The answer should consist of every line in the material below that has the word "icon".

━━━ DATA SECTION

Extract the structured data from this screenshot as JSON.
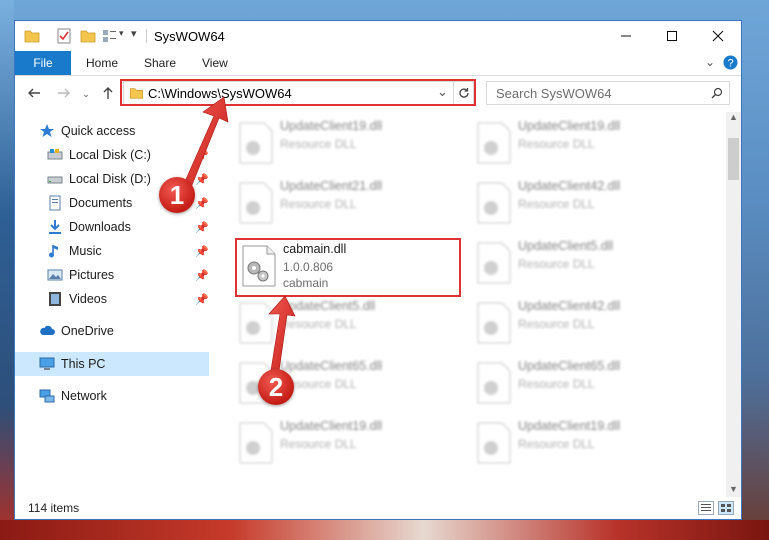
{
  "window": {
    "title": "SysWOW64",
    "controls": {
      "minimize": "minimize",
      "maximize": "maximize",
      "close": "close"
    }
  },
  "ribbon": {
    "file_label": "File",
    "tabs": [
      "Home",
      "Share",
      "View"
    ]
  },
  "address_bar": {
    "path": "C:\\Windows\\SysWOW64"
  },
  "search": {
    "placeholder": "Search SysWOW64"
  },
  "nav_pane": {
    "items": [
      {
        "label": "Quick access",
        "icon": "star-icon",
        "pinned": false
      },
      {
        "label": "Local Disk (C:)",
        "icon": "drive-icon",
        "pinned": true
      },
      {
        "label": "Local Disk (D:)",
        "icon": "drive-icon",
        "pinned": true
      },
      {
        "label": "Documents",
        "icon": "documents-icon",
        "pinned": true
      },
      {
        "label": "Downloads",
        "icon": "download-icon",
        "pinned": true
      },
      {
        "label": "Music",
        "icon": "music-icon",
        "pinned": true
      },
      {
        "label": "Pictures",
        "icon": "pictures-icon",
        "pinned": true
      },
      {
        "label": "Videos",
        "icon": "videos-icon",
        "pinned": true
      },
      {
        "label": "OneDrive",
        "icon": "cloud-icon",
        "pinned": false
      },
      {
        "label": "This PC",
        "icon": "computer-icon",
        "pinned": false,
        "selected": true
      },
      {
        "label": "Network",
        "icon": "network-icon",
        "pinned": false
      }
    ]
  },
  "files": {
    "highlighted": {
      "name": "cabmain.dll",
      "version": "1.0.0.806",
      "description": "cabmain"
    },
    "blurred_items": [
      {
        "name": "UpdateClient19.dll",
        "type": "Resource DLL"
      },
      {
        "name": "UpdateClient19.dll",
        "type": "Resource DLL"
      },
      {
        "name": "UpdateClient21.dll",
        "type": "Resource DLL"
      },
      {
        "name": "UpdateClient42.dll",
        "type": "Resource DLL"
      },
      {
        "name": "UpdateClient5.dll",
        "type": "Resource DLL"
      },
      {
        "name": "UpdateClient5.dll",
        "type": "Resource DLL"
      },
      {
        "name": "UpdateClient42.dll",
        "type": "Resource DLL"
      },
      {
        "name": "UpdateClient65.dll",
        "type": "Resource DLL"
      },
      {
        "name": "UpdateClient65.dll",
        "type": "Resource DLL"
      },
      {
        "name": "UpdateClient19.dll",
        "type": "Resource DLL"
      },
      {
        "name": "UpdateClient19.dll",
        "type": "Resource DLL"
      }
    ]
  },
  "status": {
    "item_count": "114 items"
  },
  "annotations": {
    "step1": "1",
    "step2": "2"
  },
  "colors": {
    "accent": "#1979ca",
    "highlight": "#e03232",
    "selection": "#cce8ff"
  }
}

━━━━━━

• **RESPONSE BELOW**:
        "icon": "star-icon",
        "icon": "drive-icon",
        "icon": "drive-icon",
        "icon": "documents-icon",
        "icon": "download-icon",
        "icon": "music-icon",
        "icon": "pictures-icon",
        "icon": "videos-icon",
        "icon": "cloud-icon",
        "icon": "computer-icon",
        "icon": "network-icon",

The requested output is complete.